Have you found your passion yet? That thing that drives you to get up every morning and actually get excited about your job? That connecting thread that makes all of that seemingly random stuff you get jazzed about make sense?
My passion didn’t reveal itself completely to me until I was in my early 30s. Luckily, I didn’t have any false starts or missteps along the way due to this lack of passion recognition. Unfortunately, that’s not the case for many, many people. What if someone had taken the time to really speak openly and honestly about their passion with you as a youngster, rather than just about their career? Would you have realized your passion sooner? What if we had “Follow Your Passion Day” in elementary school instead of “Career Day?”
My passion is empowering people to be great. That’s pretty vague, I know. But when you look at what I do for a living and how I interact with people in my spare time, it all starts to come together. Every day at work I help people solve problems, improve processes, and empower them to have great successes doing whatever it is that they do. I won’t get into the technical weeds explaining exactly what I do, but I genuinely derive pleasure from being the go-to girl in IT that people know can help – even when the problems are ugly or have nothing to do with things I control. If I don’t know how to fix it myself, I know how to find the people that can. I remove as many obstacles as I can and provide solutions that help make people successful. And I love it. This unique role that I play has boosted my internal and external network and has resulted in a respect from all levels from the C-Suite on down. Who knew that looking beyond yourself and striving to make others look good could, in the end, boost your own career?

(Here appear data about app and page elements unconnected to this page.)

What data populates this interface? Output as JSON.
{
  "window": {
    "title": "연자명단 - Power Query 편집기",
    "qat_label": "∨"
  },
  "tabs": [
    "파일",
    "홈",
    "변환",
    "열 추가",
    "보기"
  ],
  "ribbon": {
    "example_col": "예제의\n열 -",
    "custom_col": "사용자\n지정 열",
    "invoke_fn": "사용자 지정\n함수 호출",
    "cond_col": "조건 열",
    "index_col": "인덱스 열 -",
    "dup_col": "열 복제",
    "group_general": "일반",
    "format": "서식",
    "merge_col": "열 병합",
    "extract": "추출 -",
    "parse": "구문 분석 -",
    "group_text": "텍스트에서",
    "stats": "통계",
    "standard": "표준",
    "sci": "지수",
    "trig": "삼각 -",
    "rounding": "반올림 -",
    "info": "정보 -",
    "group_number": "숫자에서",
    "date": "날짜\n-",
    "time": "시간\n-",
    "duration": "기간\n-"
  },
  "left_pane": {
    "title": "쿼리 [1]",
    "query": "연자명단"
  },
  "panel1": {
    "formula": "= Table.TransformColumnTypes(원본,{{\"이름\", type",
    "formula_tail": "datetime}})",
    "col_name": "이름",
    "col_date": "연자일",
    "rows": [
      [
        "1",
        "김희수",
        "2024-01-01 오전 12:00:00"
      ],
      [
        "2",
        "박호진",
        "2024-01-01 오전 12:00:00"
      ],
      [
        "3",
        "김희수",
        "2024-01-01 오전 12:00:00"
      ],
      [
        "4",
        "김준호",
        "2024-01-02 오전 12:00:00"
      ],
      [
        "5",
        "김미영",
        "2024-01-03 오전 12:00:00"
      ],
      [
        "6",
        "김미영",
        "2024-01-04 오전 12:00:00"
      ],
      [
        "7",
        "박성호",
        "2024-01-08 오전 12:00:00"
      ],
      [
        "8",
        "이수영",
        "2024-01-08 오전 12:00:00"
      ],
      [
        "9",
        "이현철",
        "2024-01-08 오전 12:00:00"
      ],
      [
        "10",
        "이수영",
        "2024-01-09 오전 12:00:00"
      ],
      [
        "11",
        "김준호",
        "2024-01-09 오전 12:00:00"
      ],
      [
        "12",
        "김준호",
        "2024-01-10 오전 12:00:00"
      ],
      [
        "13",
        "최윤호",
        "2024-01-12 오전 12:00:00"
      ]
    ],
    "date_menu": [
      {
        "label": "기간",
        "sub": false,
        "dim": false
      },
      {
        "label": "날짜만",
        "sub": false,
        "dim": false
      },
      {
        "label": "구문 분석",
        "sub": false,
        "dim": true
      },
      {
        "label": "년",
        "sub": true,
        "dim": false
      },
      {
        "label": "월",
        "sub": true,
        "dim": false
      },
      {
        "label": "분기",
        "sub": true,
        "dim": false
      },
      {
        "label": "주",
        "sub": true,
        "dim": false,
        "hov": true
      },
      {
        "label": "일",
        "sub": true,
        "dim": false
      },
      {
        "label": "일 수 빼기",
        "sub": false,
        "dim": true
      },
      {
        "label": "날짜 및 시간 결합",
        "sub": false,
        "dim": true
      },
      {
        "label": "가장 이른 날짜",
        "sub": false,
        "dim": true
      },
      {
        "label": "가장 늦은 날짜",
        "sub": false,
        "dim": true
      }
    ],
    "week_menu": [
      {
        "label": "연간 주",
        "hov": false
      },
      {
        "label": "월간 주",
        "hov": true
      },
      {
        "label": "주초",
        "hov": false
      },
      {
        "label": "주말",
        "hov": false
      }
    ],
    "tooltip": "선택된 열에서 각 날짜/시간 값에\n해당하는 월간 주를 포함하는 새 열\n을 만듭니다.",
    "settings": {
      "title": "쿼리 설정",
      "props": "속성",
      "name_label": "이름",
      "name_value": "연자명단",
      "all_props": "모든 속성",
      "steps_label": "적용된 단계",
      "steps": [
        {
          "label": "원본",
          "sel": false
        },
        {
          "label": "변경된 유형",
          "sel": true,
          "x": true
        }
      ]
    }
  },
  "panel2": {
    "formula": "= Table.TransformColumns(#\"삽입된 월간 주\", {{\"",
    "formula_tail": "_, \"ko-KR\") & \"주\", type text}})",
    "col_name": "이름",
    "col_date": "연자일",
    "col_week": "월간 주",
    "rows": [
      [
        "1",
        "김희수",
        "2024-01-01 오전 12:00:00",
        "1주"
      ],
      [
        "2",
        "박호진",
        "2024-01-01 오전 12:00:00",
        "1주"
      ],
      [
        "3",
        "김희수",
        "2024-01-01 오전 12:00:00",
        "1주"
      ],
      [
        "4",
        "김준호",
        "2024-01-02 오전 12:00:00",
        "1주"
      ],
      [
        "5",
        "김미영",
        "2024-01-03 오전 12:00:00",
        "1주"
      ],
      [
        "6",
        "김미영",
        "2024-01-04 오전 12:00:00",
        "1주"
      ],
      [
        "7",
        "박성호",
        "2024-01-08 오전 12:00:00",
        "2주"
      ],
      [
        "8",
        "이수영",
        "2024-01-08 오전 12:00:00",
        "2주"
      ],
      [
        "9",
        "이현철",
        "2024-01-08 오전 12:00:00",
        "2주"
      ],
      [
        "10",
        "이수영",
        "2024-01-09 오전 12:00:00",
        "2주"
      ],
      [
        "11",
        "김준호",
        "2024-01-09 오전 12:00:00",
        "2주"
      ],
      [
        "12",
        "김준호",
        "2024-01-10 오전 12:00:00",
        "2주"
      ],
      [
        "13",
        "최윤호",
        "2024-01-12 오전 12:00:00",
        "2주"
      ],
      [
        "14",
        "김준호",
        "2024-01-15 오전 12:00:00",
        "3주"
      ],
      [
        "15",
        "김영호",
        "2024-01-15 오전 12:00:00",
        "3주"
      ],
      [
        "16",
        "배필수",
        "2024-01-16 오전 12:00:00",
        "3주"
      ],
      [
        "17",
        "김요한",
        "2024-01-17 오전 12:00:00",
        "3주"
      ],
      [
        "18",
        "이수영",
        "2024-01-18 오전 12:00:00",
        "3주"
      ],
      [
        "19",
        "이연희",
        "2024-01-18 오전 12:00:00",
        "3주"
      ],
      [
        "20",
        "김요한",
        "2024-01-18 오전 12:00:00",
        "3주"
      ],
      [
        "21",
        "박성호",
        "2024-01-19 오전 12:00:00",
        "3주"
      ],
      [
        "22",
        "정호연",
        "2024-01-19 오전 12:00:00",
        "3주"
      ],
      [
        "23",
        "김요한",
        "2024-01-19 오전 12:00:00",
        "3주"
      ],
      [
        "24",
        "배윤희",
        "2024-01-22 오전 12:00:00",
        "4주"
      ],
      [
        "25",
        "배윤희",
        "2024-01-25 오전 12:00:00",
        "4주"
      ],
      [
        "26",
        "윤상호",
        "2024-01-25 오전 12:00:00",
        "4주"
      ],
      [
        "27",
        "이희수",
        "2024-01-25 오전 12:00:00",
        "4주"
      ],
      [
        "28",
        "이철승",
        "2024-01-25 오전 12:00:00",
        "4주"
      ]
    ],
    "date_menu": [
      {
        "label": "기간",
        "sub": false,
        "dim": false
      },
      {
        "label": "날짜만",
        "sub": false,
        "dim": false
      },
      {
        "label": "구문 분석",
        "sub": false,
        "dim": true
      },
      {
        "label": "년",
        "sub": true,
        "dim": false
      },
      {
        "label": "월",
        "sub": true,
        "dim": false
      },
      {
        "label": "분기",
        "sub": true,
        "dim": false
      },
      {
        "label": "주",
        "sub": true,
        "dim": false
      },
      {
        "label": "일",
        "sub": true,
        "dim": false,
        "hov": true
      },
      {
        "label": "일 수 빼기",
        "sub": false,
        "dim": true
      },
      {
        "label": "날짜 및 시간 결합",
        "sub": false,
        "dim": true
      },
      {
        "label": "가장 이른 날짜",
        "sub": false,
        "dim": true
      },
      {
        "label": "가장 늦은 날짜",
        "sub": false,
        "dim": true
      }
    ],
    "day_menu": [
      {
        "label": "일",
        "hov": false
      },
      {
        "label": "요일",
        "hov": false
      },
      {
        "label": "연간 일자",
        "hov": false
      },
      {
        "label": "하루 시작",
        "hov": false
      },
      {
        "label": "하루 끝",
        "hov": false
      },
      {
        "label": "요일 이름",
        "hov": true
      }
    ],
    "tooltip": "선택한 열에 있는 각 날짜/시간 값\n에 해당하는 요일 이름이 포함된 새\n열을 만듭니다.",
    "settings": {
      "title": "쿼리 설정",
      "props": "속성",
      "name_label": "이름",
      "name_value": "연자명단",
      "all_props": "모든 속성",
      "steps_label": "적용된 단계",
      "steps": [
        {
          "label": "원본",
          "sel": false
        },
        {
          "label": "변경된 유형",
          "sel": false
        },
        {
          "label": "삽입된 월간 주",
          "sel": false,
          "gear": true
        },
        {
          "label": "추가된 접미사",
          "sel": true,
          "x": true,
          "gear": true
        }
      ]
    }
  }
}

Sure, I have a Computer Science degree and am highly technical by nature, but when I was settling into my choice of majors I didn’t know that I could merge into this social butterfly/ tech geek and really make a difference for people. I would have loved for someone to tell me that. It would have taken some of my fear away as a female entering into a male-dominated field.
In the last couple of years, I’ve had the chance to talk to kids about careers in STEM (Science, Technology, Engineering and Math), specifically to young girls. Sometimes the girls are already super into technology or science and my job is just to give them ideas for interesting types of careers. But what I really love is when I get the opportunity to talk with girls who are at risk or who have zero interest in technology of any kind. I try to sniff out hints of their passions and connect the dots back to careers that might seem unrelated. I once spoke with an at-risk girl who wanted to talk about nothing but fashion. She wasn’t sure she wanted to design it; she knew she probably wouldn’t model; she wasn’t sure about marketing, etc. So I dug deeper. What did she like about it? She was drawn to how colors, patterns, and how silhouettes were put together. I told her about how technology is used all over the place in fashion. I described tablets that allow designers to sketch their ideas and software that is used to design fabric which is then printed on sweet fabric printers. I mentioned fashion tech companies like Rent the Runway and Polyvore. Technology is everywhere. I know that a job in a tech field isn’t for everyone, but dammit I’m going to plant seeds anywhere I can! And if I can inspire just one kid to consider a tech field because they can see their passions in there somewhere or if they simply start to identify their own passions in general, then I consider it a win.
My passion goes beyond work, though. I’m a co-founder and co-organizer of dsmHack, a hackathon where local technology professionals solve problems for non-profits. We’re empowering tech folks to learn something new and give back while at the same time removing technical barriers for the non-profits so that they can focus on their very important work.
Whether it be on or off-the-clock, business or pleasure, that common thread of my passion is there and I honestly believe that’s helped me be true to myself and to feel happy and fulfilled personally and professionally.
So, there’s my challenge to the world. Take your passion and share it with the people that will be our future entrepreneurs, leaders, and change agents. The rewards just may surprise you.
More about Kim
By day, Kim is a IT professional at Principal Financial Group. As part of a self-formed group called the IT Changineers, Kim and her group have helped harness employee passion and create opportunities for innovation, collaboration as well as personal and professional growth that have helped propel The Principal to #11 rank among large companies on the Computerworld 2015 Best Places to Work in Information Technology. Kim is also a co-founder of dsmHack, a three day charity hackathon where technology professionals solve technical problems for non-profit organizations.
Kim is also passionate about yoga, food, wine, travel and good conversation.